The story usually starts with a student saying, "I couldn't find it." Shortly after, several other students chime in to confirm the concern. By moving a post to the top, it allows teachers to position an agenda post, for example, to keep the class on track.

Sure, kids need to learn to search and find, but teachers also need to reduce stress that comes with technology, especially when students are accessing the information outside of school.


Staying Organized

9. Organize By Topic

The stream can become a mess of posts over the course of a few months. Topic allows users to sort the posts by relevance. For example, I write a weekly agenda, so one of my topics is "00 Weekly Agenda."

The "00" ensures that the topic is at the top of the list of topics, which is because the order of topics is alpha numeric.
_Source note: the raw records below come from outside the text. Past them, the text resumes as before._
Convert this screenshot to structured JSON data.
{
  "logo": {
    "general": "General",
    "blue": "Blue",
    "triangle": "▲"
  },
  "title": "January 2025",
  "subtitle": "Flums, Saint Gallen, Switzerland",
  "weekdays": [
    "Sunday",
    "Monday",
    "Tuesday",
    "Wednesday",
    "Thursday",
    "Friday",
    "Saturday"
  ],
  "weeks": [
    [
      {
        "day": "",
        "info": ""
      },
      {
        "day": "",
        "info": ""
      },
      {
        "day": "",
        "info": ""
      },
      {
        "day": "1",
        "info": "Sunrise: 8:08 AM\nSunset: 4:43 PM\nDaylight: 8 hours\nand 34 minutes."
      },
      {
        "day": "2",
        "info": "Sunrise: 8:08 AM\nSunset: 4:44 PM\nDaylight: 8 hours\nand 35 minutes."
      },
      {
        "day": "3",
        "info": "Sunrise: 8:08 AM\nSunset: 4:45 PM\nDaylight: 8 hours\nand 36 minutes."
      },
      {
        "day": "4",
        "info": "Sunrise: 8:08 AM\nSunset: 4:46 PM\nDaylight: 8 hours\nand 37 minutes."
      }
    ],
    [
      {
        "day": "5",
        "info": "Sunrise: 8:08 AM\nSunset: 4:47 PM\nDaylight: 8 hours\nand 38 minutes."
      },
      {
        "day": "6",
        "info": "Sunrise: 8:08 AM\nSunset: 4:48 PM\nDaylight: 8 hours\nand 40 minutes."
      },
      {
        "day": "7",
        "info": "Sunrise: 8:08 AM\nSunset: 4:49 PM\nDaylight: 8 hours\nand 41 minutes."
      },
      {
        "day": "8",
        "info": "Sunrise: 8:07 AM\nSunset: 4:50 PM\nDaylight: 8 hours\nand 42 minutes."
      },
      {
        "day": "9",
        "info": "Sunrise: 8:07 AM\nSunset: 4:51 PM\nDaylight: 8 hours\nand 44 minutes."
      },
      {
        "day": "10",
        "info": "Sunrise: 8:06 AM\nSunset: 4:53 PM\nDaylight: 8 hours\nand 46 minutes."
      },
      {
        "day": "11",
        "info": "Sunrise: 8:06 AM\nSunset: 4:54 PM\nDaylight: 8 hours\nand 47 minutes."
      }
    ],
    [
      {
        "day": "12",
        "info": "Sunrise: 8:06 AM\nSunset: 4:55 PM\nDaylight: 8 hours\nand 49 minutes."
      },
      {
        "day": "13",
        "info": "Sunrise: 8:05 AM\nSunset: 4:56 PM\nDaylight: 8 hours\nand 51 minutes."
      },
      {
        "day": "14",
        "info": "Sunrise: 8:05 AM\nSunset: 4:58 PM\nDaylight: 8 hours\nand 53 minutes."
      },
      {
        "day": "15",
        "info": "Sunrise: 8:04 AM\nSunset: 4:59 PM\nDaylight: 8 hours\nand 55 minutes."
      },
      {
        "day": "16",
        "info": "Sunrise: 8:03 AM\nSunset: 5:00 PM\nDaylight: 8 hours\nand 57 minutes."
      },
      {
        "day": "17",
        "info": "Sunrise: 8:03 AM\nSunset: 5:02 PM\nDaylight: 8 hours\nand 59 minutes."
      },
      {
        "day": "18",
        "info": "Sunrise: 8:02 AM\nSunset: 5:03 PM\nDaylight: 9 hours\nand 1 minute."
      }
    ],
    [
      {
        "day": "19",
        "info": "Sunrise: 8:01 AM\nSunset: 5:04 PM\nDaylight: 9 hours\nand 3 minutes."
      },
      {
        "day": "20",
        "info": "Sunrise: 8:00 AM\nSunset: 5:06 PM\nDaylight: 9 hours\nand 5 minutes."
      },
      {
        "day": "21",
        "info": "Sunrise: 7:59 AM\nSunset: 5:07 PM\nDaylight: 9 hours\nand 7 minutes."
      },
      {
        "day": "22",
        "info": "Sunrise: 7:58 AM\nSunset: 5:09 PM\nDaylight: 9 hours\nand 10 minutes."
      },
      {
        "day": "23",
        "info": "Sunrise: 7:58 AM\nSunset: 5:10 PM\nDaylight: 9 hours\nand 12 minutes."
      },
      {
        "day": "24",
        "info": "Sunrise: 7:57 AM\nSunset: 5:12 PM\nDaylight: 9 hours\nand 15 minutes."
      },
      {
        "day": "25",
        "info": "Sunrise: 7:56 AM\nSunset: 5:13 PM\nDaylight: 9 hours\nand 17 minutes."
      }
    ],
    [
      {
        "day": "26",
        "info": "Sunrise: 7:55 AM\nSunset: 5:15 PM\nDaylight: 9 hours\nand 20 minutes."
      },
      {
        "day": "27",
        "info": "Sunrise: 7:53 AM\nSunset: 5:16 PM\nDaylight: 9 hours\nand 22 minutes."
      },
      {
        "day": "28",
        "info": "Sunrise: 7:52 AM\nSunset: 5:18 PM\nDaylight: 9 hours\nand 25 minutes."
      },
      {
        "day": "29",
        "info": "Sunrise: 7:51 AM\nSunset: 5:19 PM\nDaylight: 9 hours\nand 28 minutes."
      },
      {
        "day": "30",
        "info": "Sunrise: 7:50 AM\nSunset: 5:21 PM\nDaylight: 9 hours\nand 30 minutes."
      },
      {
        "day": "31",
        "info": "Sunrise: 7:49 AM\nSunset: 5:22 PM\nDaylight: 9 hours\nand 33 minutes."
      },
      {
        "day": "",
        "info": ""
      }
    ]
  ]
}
Notice that my unit topics include 01, 02, etc. These topics are for student work like assignments and questions. Lastly, I make exam review posts so students can filter the reviews for end of course exams.


10. Last Edit Date 

The post date is automatically added to the top of each stream post. The last edit date is added separately to show students if there were any changes. This is nice because teachers can tell students to look for the agenda posted on a certain date. For students who are absent, the last edit date helps because it gives them more information when they ask questions about the accuracy of the stream posts.

11. Calendar Integration

We all have so many appointments and deadlines, regardless of the careers we have chosen. Users benefit from the automatic integration of Classroom and Calendar, which is accessible through Classroom. Calendar events are based on the items with a due date.

Instructional Support

12. Post Questions

Learning starts with questions, so it's no surprise that Google would include a tool that posts to the stream and updates the gradebook. Last year, my classes routinely responded using the question tool. The question posts take seconds to make and are just as easy to grade.

One of the concerns I often hear is that some individuals dislike grading on the computer. Specific concerns range from not wanting to learn the technology to the health risks of screen time. Many concerns stem from the discomfort of change. Many people still like paper because it's what they know, and there's nothing wrong with that. 


13. Classroom Extension


I lost count of how many times I found a website while searching for an answer to a student's question and was able to share it right away because we had the extension. The Classroom extension is as simple as that. It's great for quick transitions.  


Push to Students



Ask a Question



14. Invite Co-Teachers

When Classroom was first released, I was working closely with another AP World History teacher. We wanted to share a Classroom and use different sections for our specific classes. This would have been great for sharing resources without bugging each other about what we're doing. We would still bug each other, but the conversations would have been more productive.

Last year, I taught a class of 14 students with learning differences. I worked with a co-teacher, and we were able to communicate efficiently because of the option to add Co-Teachers.

15. Import Classroom Roster to Other Tools

It's hard for me to try new tools because of the time it takes to get rosters organized and teach students how to access the sites or apps. For many tools, those days are over. The video below shows how quick it is to add a roster from Classroom to a new class in EDpuzzle, a video-based assessment tool.